* [WORK REQUEST] Output the records, every one, exactly as given.

* [TASK MATERIAL]
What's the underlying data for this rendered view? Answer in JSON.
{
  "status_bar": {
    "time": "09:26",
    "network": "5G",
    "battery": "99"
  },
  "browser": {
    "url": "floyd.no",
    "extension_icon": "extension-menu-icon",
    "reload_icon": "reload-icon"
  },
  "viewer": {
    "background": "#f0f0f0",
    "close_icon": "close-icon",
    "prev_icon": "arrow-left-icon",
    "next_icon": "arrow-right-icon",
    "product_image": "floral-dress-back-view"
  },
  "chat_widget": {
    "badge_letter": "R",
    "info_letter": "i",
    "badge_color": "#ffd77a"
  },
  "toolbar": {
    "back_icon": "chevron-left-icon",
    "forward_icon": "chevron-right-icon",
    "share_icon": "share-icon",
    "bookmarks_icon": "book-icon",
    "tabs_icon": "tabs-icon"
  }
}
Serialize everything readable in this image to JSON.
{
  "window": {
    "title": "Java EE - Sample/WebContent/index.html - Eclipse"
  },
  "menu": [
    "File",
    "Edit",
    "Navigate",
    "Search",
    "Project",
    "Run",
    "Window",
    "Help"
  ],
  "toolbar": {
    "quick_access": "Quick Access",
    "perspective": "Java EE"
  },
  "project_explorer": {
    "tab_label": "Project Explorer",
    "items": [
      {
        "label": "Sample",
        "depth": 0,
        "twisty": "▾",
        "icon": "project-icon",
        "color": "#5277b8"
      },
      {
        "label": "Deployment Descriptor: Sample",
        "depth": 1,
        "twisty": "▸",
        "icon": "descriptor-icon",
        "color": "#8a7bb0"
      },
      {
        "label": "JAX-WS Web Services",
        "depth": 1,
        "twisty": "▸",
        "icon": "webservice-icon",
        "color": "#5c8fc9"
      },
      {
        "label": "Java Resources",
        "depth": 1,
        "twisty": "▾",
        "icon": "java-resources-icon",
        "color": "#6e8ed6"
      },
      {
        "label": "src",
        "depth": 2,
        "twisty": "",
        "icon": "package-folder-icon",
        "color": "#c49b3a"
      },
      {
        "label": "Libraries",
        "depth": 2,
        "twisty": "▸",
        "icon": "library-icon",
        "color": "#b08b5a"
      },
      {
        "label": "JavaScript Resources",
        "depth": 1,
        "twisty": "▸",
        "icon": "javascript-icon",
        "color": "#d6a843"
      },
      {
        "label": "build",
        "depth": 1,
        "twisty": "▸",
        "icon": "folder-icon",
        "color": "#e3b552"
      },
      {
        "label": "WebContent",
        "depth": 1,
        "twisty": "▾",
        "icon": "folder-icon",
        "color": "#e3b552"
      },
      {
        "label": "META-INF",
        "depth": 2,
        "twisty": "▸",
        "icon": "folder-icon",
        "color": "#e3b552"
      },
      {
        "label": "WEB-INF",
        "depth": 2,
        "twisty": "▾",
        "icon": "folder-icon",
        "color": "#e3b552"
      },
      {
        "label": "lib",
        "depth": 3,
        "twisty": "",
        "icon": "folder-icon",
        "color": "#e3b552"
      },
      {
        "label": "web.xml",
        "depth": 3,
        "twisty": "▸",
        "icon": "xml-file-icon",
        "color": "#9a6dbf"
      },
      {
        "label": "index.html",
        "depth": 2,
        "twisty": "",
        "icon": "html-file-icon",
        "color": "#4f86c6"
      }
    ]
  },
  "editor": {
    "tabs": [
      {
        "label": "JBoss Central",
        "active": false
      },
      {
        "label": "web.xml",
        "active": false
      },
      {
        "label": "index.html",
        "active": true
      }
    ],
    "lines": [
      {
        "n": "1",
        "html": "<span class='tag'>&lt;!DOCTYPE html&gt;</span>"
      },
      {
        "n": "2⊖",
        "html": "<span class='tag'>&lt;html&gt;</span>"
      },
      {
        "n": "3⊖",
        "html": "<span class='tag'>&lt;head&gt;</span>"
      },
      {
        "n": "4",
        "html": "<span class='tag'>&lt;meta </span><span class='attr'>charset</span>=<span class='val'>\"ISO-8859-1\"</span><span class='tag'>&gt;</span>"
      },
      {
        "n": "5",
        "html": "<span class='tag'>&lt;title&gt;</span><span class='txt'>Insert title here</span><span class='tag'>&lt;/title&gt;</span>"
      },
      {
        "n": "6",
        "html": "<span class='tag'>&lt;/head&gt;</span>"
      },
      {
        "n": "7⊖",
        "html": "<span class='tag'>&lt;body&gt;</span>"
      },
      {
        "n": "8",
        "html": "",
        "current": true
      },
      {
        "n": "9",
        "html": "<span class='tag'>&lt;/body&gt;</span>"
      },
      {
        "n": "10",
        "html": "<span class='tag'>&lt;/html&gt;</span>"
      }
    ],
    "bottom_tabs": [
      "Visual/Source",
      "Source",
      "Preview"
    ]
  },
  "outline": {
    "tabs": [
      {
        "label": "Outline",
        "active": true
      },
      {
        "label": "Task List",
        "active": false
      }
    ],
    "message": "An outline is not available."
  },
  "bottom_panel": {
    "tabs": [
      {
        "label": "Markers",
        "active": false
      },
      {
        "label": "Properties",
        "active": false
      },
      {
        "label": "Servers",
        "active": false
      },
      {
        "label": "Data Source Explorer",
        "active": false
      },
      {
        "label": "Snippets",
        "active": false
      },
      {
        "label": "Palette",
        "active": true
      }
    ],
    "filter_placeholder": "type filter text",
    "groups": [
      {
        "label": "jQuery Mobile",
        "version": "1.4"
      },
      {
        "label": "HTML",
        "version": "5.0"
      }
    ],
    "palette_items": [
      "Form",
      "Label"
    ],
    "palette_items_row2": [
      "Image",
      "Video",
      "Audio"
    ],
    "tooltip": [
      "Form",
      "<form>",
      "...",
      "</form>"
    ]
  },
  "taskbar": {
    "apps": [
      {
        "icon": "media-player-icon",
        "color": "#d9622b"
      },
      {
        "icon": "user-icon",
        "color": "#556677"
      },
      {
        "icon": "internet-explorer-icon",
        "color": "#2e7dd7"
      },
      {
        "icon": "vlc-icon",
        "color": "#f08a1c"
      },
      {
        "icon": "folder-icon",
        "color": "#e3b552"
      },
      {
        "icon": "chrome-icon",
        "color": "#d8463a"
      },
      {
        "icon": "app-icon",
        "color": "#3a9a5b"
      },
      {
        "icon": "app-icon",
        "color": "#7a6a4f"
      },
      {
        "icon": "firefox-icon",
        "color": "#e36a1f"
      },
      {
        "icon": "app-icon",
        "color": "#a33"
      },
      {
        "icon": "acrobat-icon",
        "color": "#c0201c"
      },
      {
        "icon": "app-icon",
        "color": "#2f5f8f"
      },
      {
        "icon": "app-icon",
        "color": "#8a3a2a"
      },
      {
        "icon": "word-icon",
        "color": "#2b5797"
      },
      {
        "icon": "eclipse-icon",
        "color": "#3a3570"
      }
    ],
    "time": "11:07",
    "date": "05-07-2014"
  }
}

* [TASK RESULT]
What's the underlying data for this rendered view? Answer in JSON.
{
  "status_bar": {
    "time": "09:26",
    "network": "5G",
    "battery": "99"
  },
  "browser": {
    "url": "floyd.no",
    "extension_icon": "extension-menu-icon",
    "reload_icon": "reload-icon"
  },
  "viewer": {
    "background": "#f0f0f0",
    "close_icon": "close-icon",
    "prev_icon": "arrow-left-icon",
    "next_icon": "arrow-right-icon",
    "product_image": "floral-dress-back-view"
  },
  "chat_widget": {
    "badge_letter": "R",
    "info_letter": "i",
    "badge_color": "#ffd77a"
  },
  "toolbar": {
    "back_icon": "chevron-left-icon",
    "forward_icon": "chevron-right-icon",
    "share_icon": "share-icon",
    "bookmarks_icon": "book-icon",
    "tabs_icon": "tabs-icon"
  }
}
Serialize everything readable in this image to JSON.
{
  "window": {
    "title": "Java EE - Sample/WebContent/index.html - Eclipse"
  },
  "menu": [
    "File",
    "Edit",
    "Navigate",
    "Search",
    "Project",
    "Run",
    "Window",
    "Help"
  ],
  "toolbar": {
    "quick_access": "Quick Access",
    "perspective": "Java EE"
  },
  "project_explorer": {
    "tab_label": "Project Explorer",
    "items": [
      {
        "label": "Sample",
        "depth": 0,
        "twisty": "▾",
        "icon": "project-icon",
        "color": "#5277b8"
      },
      {
        "label": "Deployment Descriptor: Sample",
        "depth": 1,
        "twisty": "▸",
        "icon": "descriptor-icon",
        "color": "#8a7bb0"
      },
      {
        "label": "JAX-WS Web Services",
        "depth": 1,
        "twisty": "▸",
        "icon": "webservice-icon",
        "color": "#5c8fc9"
      },
      {
        "label": "Java Resources",
        "depth": 1,
        "twisty": "▾",
        "icon": "java-resources-icon",
        "color": "#6e8ed6"
      },
      {
        "label": "src",
        "depth": 2,
        "twisty": "",
        "icon": "package-folder-icon",
        "color": "#c49b3a"
      },
      {
        "label": "Libraries",
        "depth": 2,
        "twisty": "▸",
        "icon": "library-icon",
        "color": "#b08b5a"
      },
      {
        "label": "JavaScript Resources",
        "depth": 1,
        "twisty": "▸",
        "icon": "javascript-icon",
        "color": "#d6a843"
      },
      {
        "label": "build",
        "depth": 1,
        "twisty": "▸",
        "icon": "folder-icon",
        "color": "#e3b552"
      },
      {
        "label": "WebContent",
        "depth": 1,
        "twisty": "▾",
        "icon": "folder-icon",
        "color": "#e3b552"
      },
      {
        "label": "META-INF",
        "depth": 2,
        "twisty": "▸",
        "icon": "folder-icon",
        "color": "#e3b552"
      },
      {
        "label": "WEB-INF",
        "depth": 2,
        "twisty": "▾",
        "icon": "folder-icon",
        "color": "#e3b552"
      },
      {
        "label": "lib",
        "depth": 3,
        "twisty": "",
        "icon": "folder-icon",
        "color": "#e3b552"
      },
      {
        "label": "web.xml",
        "depth": 3,
        "twisty": "▸",
        "icon": "xml-file-icon",
        "color": "#9a6dbf"
      },
      {
        "label": "index.html",
        "depth": 2,
        "twisty": "",
        "icon": "html-file-icon",
        "color": "#4f86c6"
      }
    ]
  },
  "editor": {
    "tabs": [
      {
        "label": "JBoss Central",
        "active": false
      },
      {
        "label": "web.xml",
        "active": false
      },
      {
        "label": "index.html",
        "active": true
      }
    ],
    "lines": [
      {
        "n": "1",
        "html": "<span class='tag'>&lt;!DOCTYPE html&gt;</span>"
      },
      {
        "n": "2⊖",
        "html": "<span class='tag'>&lt;html&gt;</span>"
      },
      {
        "n": "3⊖",
        "html": "<span class='tag'>&lt;head&gt;</span>"
      },
      {
        "n": "4",
        "html": "<span class='tag'>&lt;meta </span><span class='attr'>charset</span>=<span class='val'>\"ISO-8859-1\"</span><span class='tag'>&gt;</span>"
      },
      {
        "n": "5",
        "html": "<span class='tag'>&lt;title&gt;</span><span class='txt'>Insert title here</span><span class='tag'>&lt;/title&gt;</span>"
      },
      {
        "n": "6",
        "html": "<span class='tag'>&lt;/head&gt;</span>"
      },
      {
        "n": "7⊖",
        "html": "<span class='tag'>&lt;body&gt;</span>"
      },
      {
        "n": "8",
        "html": "",
        "current": true
      },
      {
        "n": "9",
        "html": "<span class='tag'>&lt;/body&gt;</span>"
      },
      {
        "n": "10",
        "html": "<span class='tag'>&lt;/html&gt;</span>"
      }
    ],
    "bottom_tabs": [
      "Visual/Source",
      "Source",
      "Preview"
    ]
  },
  "outline": {
    "tabs": [
      {
        "label": "Outline",
        "active": true
      },
      {
        "label": "Task List",
        "active": false
      }
    ],
    "message": "An outline is not available."
  },
  "bottom_panel": {
    "tabs": [
      {
        "label": "Markers",
        "active": false
      },
      {
        "label": "Properties",
        "active": false
      },
      {
        "label": "Servers",
        "active": false
      },
      {
        "label": "Data Source Explorer",
        "active": false
      },
      {
        "label": "Snippets",
        "active": false
      },
      {
        "label": "Palette",
        "active": true
      }
    ],
    "filter_placeholder": "type filter text",
    "groups": [
      {
        "label": "jQuery Mobile",
        "version": "1.4"
      },
      {
        "label": "HTML",
        "version": "5.0"
      }
    ],
    "palette_items": [
      "Form",
      "Label"
    ],
    "palette_items_row2": [
      "Image",
      "Video",
      "Audio"
    ],
    "tooltip": [
      "Form",
      "<form>",
      "...",
      "</form>"
    ]
  },
  "taskbar": {
    "apps": [
      {
        "icon": "media-player-icon",
        "color": "#d9622b"
      },
      {
        "icon": "user-icon",
        "color": "#556677"
      },
      {
        "icon": "internet-explorer-icon",
        "color": "#2e7dd7"
      },
      {
        "icon": "vlc-icon",
        "color": "#f08a1c"
      },
      {
        "icon": "folder-icon",
        "color": "#e3b552"
      },
      {
        "icon": "chrome-icon",
        "color": "#d8463a"
      },
      {
        "icon": "app-icon",
        "color": "#3a9a5b"
      },
      {
        "icon": "app-icon",
        "color": "#7a6a4f"
      },
      {
        "icon": "firefox-icon",
        "color": "#e36a1f"
      },
      {
        "icon": "app-icon",
        "color": "#a33"
      },
      {
        "icon": "acrobat-icon",
        "color": "#c0201c"
      },
      {
        "icon": "app-icon",
        "color": "#2f5f8f"
      },
      {
        "icon": "app-icon",
        "color": "#8a3a2a"
      },
      {
        "icon": "word-icon",
        "color": "#2b5797"
      },
      {
        "icon": "eclipse-icon",
        "color": "#3a3570"
      }
    ],
    "time": "11:07",
    "date": "05-07-2014"
  }
}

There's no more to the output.